◆ **INSTRUCTIONS FOR THE TASK**
Write out each line of the records that has "admin" in it.

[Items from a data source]
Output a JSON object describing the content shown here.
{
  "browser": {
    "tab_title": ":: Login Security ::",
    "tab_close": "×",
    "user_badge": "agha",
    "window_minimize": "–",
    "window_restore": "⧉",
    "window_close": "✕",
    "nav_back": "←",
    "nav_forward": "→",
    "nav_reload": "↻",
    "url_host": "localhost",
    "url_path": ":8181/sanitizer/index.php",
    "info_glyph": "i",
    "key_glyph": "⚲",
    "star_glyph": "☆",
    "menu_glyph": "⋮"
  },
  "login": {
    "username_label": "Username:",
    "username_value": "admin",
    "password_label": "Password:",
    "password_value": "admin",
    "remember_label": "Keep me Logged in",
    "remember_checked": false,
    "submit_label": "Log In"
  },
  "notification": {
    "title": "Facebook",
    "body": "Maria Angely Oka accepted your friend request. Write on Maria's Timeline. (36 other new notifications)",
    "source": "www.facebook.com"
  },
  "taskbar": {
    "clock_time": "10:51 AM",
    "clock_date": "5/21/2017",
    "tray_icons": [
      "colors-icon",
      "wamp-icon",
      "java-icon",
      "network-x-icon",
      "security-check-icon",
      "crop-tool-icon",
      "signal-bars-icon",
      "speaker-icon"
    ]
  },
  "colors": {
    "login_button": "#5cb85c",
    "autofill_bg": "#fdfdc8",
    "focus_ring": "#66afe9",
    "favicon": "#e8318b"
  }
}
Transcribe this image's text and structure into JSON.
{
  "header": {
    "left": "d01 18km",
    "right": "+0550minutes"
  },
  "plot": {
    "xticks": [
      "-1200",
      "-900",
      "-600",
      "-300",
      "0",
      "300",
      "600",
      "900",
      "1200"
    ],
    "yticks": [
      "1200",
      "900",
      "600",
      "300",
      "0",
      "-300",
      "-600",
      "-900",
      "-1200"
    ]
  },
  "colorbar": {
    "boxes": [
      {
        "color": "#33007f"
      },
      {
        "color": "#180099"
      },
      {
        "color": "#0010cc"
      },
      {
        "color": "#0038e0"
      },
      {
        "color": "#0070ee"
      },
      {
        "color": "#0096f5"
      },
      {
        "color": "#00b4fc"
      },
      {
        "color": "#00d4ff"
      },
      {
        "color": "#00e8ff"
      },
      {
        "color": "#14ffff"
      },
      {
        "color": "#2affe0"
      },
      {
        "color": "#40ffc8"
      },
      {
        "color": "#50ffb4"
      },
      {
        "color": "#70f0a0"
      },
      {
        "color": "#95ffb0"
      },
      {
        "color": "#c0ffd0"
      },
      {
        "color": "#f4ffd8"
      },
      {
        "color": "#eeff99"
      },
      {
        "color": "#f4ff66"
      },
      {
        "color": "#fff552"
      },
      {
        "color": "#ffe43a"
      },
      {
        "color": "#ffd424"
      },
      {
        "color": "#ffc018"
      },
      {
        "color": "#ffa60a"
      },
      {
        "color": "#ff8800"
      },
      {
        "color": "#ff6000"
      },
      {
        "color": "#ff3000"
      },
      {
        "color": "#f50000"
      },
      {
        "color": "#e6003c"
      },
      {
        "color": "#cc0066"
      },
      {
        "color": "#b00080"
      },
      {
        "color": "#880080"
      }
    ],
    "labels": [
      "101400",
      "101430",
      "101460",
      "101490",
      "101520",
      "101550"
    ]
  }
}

◆ **ANSWER TO THE PROBLEM**
    "username_value": "admin",
    "password_value": "admin",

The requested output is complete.